Saturday, September 16, 2017

First 80M Contact--and I don't have an 80M antenna

My antenna is a G5RVjr--supposedly good on 10-40meters.  I use it on 20 and 40--I have had no success on other bands.

This week I'm chasing the Route 66 stations (see here), and I'm down to the last 3 out of 21.  Last night I was watching the spots for those 3.  One I couldn't hear, one couldn't hear me, and the other was on 80.  Just for grins, I went to see if I could hear it. I couldn't, but I did hear several other stations very clearly.  So, today I decided to see if I could transmit.  During the day I heard nothing.  Tonight there were no spots for Route 66 stations, but the New Jersey QSO Party was going on.  The first one I tried could not hear me, but another gave me a 59 signal report. First 80 meter QSO!

I have heard that it is possible to tune a 40m antenna for 80m but this is the first time I tried it.

Friday, September 8, 2017

Ambivalence re FT8

17:09 UTC today marked exactly one week of FT8 usage.

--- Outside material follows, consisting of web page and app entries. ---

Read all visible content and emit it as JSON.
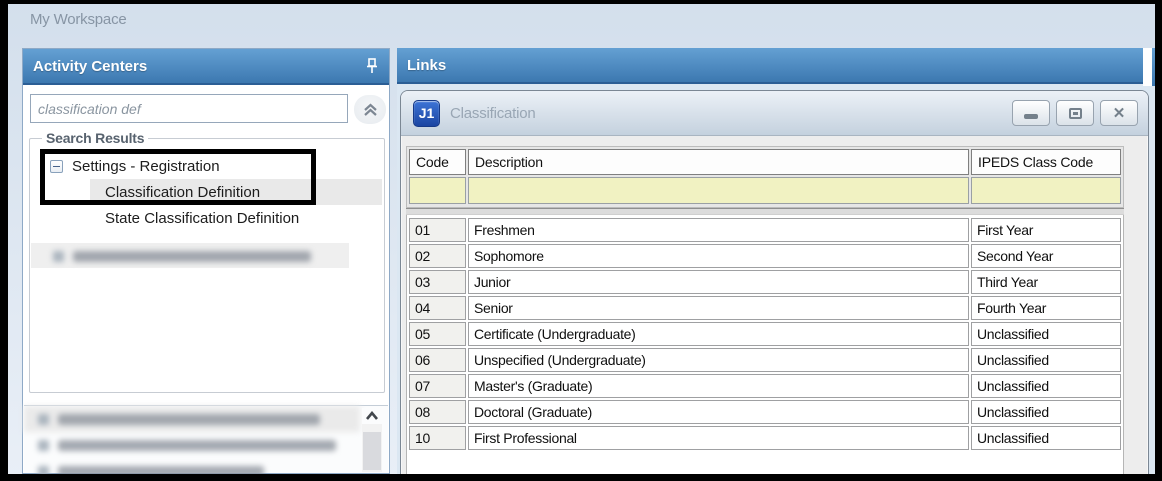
{
  "workspace": {
    "title": "My Workspace"
  },
  "activity_centers": {
    "header": "Activity Centers",
    "search_value": "classification def",
    "group_label": "Search Results",
    "tree": {
      "parent": "Settings - Registration",
      "children": [
        "Classification Definition",
        "State Classification Definition"
      ],
      "selected": "Classification Definition",
      "blurred_item_count": 1
    },
    "bottom_list": {
      "blurred_row_count": 3
    }
  },
  "links": {
    "header": "Links"
  },
  "classification_window": {
    "logo": "J1",
    "title": "Classification"
  },
  "grid": {
    "columns": [
      "Code",
      "Description",
      "IPEDS Class Code"
    ],
    "filter_row": [
      "",
      "",
      ""
    ],
    "rows": [
      {
        "code": "01",
        "description": "Freshmen",
        "ipeds": "First Year"
      },
      {
        "code": "02",
        "description": "Sophomore",
        "ipeds": "Second Year"
      },
      {
        "code": "03",
        "description": "Junior",
        "ipeds": "Third Year"
      },
      {
        "code": "04",
        "description": "Senior",
        "ipeds": "Fourth Year"
      },
      {
        "code": "05",
        "description": "Certificate (Undergraduate)",
        "ipeds": "Unclassified"
      },
      {
        "code": "06",
        "description": "Unspecified (Undergraduate)",
        "ipeds": "Unclassified"
      },
      {
        "code": "07",
        "description": "Master's (Graduate)",
        "ipeds": "Unclassified"
      },
      {
        "code": "08",
        "description": "Doctoral (Graduate)",
        "ipeds": "Unclassified"
      },
      {
        "code": "10",
        "description": "First Professional",
        "ipeds": "Unclassified"
      }
    ]
  },
  "colors": {
    "header_blue_top": "#64a0d3",
    "header_blue_bottom": "#3c78b0",
    "filter_yellow": "#f1f2c2",
    "logo_blue": "#1c45a2",
    "annotation_black": "#000000"
  },
  "icons": {
    "close_glyph": "✕"
  }
}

For the 7 months preceding that, I had been focusing on JT9/JT65, and was amazed at how rapidly I was building up my list of contacts--640, at least 63 countries. FT8 puts that to shame: in ONE WEEK I had  312 QSOs with 29 countries. I worked 9 stations in my first 45 minutes using the mode.

FT8 is really addictive--it's hard to step away from--the instant response is great reinforcement.  I went back to JT65 the other day and found it WAY too slow. The difference is that you have to stay with FT8--on JT65 you can set it up and go do other work on the computer until you get an alert, then go back and jump in.

Right now, I love FT8.  It's a great way to build up contacts and fill in gaps for awards--as well as to communicate with the world (tiny messages notwithstanding). One negative I see now is that I expect to burn out on it--I can feel that starting to happen already. We'll see--the up side is that I've been motivated to go back to SSB at times--I've been in some contests, and I was able to work an Oklahoma station, which was the last state I needed for WAS Phone (now if I can just get 8 stations to return QSL cards...).

There is a philosophical discussion around whether FT8 is a real mode that should count for awards and such.   As a relatively new ham with no Morse Code nostalgia, I believe that there should be no distinction.  There are categories within the awards for various modes and bands, and those should satisfy the curmudgeons.  Amateur Radio has always been about  continuous improvement and use of new technology. To disparage people who do that is to disparage the service in an attempt to define a "real ham" in the image of one's own experience.

On the other hand, FT8 will take some getting used to.  It's different.  It's also fun and useful.

Wednesday, September 6, 2017

More on Worked All States Plus CQ WPX

In my last post on this subject, I mentioned that I just needed Maine for several endorsements. Well. I finally got Maine on FT8 on 40M, giving me WAS Digital.  I am still at 49, lacking Maine,  for WAS 20M and JT65.

Also, I made SSB contact with an Oklahoma station the other night, giving me WAS Phone, although I an awaiting 8 QSL cards for documentation. So, that's WAS Mixed, Digital, and Phone,

Meanwhile, I discovered the CQ WPX award, which counts prefixes. I qualify for WPX Mixed (400 contacts) ans WPX Digital (300) plus 20M and North America endorsements for both.  I was going to apply but LOTW wanted $56+ on top of the $12 CQ Magazine would charge for each.  I'll be happy with the accomplishment and forego the fancy certificates.